(What needs to be done) Please return every line in the entries below with the word "price" in it.

(Web page and app entries)
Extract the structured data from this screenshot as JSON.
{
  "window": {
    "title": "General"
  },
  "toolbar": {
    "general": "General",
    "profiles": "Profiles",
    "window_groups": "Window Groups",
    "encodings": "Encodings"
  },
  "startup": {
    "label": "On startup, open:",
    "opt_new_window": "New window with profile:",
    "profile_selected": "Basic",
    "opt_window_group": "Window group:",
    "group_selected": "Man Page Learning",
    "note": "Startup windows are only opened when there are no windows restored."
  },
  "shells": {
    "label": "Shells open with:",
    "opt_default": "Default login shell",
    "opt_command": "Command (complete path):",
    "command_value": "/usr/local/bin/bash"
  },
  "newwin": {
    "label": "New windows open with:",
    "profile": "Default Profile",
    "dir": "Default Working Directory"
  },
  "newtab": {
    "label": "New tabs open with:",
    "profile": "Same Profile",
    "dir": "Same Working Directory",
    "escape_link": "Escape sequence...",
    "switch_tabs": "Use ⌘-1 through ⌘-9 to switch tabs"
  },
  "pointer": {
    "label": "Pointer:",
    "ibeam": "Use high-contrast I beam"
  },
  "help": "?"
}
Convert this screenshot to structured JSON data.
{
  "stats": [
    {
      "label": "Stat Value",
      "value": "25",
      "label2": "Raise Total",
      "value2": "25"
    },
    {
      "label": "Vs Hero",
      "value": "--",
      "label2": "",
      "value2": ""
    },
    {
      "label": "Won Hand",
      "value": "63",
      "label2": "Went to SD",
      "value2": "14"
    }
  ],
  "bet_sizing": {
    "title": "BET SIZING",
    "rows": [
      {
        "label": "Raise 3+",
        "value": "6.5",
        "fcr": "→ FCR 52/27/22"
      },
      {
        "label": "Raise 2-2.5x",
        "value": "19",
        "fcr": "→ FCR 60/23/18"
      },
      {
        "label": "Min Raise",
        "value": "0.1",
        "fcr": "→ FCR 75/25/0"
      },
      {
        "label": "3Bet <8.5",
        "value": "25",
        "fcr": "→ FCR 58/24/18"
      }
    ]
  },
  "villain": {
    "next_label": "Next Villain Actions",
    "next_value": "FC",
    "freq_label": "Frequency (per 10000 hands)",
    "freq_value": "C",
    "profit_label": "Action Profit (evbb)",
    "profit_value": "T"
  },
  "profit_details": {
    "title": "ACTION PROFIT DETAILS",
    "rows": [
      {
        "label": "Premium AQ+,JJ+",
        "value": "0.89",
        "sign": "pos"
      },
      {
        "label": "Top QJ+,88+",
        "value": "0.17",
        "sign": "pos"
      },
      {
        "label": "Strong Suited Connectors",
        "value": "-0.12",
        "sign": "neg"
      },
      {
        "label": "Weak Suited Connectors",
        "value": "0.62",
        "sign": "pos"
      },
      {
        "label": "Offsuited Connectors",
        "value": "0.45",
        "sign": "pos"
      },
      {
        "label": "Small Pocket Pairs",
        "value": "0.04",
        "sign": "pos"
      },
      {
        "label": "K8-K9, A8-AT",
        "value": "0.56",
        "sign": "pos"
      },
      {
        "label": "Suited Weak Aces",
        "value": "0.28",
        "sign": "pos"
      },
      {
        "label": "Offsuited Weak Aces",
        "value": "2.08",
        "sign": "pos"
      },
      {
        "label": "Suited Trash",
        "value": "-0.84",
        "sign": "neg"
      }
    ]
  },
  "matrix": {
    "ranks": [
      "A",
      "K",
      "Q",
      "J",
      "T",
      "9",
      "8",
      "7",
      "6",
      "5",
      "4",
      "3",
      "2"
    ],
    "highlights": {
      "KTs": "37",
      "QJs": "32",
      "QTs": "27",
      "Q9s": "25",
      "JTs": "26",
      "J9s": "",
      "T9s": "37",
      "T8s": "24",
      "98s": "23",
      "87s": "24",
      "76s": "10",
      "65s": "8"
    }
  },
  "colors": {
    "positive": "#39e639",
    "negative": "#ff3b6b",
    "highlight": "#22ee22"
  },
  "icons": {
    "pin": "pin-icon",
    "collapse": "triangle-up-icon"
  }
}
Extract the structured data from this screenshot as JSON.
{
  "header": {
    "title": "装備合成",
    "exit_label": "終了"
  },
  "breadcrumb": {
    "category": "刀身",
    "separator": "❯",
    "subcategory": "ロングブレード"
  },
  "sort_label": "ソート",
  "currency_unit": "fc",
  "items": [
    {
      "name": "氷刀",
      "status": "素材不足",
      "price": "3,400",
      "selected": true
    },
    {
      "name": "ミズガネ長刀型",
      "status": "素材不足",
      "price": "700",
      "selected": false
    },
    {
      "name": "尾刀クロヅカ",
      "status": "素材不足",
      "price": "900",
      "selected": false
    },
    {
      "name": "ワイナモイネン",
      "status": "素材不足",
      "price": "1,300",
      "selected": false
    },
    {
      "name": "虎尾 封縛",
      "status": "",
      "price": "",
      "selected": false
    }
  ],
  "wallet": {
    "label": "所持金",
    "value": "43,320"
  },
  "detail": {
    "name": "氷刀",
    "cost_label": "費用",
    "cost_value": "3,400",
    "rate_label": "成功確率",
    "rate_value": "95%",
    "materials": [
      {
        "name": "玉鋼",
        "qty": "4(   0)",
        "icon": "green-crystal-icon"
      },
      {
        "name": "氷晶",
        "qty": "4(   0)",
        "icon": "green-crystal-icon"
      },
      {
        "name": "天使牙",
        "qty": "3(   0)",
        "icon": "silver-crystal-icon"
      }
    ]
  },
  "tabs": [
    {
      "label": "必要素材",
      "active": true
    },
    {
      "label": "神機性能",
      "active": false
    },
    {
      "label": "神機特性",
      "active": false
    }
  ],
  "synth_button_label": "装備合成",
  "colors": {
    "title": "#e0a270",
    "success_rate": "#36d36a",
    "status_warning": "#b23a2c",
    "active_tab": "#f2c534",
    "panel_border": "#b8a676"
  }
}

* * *

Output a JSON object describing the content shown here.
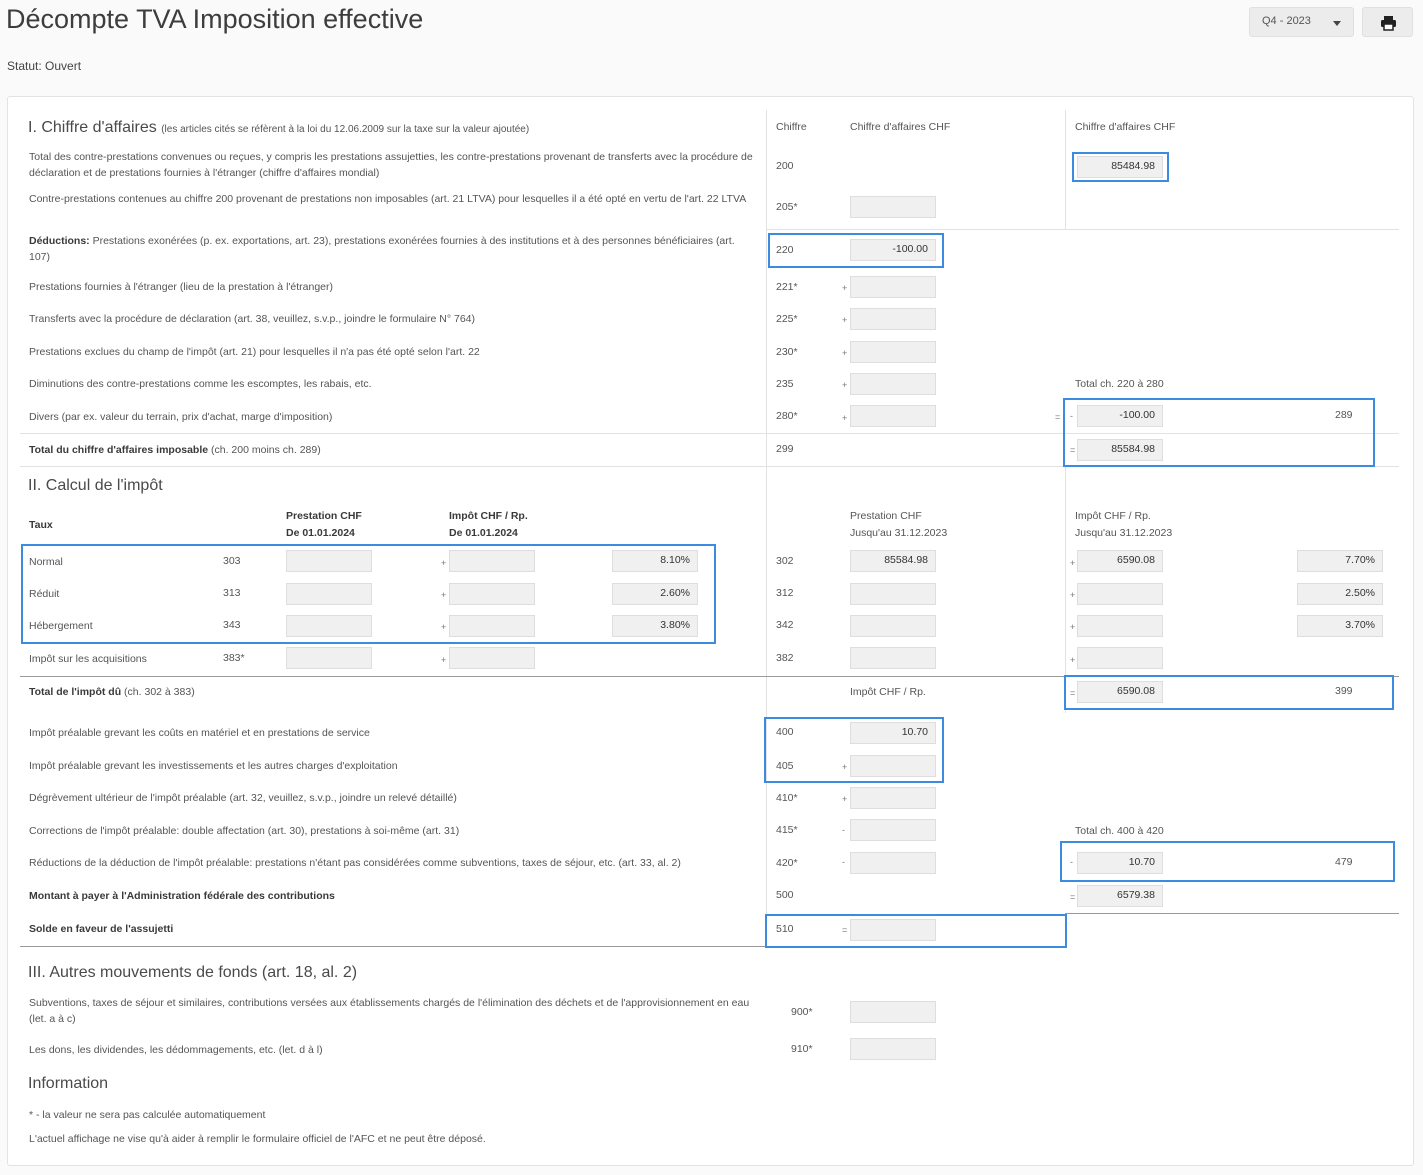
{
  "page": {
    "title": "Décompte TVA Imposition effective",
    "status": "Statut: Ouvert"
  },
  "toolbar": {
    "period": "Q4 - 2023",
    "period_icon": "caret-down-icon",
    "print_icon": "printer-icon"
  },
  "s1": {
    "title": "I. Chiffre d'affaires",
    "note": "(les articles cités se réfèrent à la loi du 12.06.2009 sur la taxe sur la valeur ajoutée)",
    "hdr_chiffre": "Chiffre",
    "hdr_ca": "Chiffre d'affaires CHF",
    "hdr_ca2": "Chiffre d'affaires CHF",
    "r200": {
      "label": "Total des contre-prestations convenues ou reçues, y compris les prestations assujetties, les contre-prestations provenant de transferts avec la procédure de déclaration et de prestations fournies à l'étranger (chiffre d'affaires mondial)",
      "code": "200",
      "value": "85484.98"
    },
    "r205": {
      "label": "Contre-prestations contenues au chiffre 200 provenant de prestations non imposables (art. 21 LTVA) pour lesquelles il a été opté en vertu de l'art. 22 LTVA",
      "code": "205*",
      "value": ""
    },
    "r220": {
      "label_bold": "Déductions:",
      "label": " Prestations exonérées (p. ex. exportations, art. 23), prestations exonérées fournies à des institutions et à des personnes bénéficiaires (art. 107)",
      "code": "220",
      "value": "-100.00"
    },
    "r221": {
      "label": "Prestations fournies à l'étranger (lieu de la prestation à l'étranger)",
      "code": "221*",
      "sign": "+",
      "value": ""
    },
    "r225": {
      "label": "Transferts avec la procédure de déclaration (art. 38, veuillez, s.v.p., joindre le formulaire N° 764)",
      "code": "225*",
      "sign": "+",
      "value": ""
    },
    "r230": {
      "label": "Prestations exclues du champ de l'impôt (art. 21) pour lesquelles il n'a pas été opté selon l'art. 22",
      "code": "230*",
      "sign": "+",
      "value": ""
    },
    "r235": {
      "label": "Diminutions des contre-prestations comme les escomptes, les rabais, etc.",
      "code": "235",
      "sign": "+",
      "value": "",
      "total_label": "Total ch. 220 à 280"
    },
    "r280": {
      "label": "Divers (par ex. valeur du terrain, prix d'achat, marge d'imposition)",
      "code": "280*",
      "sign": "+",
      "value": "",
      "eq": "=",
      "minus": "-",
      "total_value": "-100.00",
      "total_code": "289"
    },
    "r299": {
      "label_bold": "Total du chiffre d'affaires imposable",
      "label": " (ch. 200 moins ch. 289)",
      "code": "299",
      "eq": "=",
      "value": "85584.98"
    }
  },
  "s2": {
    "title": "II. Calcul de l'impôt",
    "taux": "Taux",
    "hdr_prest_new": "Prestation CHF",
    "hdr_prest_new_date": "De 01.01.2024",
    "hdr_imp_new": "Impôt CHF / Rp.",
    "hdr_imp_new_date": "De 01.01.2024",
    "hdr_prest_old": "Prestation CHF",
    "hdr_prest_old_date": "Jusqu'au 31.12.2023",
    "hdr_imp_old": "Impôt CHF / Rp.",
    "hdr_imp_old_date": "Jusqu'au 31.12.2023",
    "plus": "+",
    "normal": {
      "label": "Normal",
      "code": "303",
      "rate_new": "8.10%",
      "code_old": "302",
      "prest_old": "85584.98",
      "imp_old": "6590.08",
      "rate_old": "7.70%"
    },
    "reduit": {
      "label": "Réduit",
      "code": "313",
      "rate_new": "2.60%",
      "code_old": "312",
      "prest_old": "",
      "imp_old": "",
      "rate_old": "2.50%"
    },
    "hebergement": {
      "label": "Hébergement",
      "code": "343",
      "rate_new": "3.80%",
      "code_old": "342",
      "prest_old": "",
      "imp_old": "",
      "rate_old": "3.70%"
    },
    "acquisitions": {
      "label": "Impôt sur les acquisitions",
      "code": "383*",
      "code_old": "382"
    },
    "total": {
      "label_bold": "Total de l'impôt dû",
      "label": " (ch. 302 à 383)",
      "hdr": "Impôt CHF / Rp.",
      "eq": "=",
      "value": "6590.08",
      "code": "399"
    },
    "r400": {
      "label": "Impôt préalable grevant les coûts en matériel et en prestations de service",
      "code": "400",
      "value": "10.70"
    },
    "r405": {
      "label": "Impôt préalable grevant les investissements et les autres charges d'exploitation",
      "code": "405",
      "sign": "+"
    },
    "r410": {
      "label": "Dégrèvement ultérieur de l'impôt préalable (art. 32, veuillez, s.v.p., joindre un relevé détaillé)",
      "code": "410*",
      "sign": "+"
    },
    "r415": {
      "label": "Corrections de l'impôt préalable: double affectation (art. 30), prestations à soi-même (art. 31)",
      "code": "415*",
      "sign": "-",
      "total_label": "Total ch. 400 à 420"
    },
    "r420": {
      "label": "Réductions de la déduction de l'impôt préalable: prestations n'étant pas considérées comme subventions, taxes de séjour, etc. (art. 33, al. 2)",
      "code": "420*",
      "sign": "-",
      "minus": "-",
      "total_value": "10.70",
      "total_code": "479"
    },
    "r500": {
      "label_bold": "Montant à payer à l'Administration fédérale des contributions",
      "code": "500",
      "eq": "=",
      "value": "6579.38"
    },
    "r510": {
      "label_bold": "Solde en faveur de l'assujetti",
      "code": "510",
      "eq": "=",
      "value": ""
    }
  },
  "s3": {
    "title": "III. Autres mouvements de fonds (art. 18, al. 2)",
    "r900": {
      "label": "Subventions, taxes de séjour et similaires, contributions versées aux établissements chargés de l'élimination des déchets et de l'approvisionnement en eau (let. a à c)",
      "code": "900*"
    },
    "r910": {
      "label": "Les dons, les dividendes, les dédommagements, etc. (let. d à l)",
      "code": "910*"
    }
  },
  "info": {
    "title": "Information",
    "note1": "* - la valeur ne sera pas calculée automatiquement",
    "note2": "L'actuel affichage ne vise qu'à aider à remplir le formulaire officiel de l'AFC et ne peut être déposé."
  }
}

(Answer to this exercise)
      "price": "3,400",
      "price": "700",
      "price": "900",
      "price": "1,300",
      "price": "",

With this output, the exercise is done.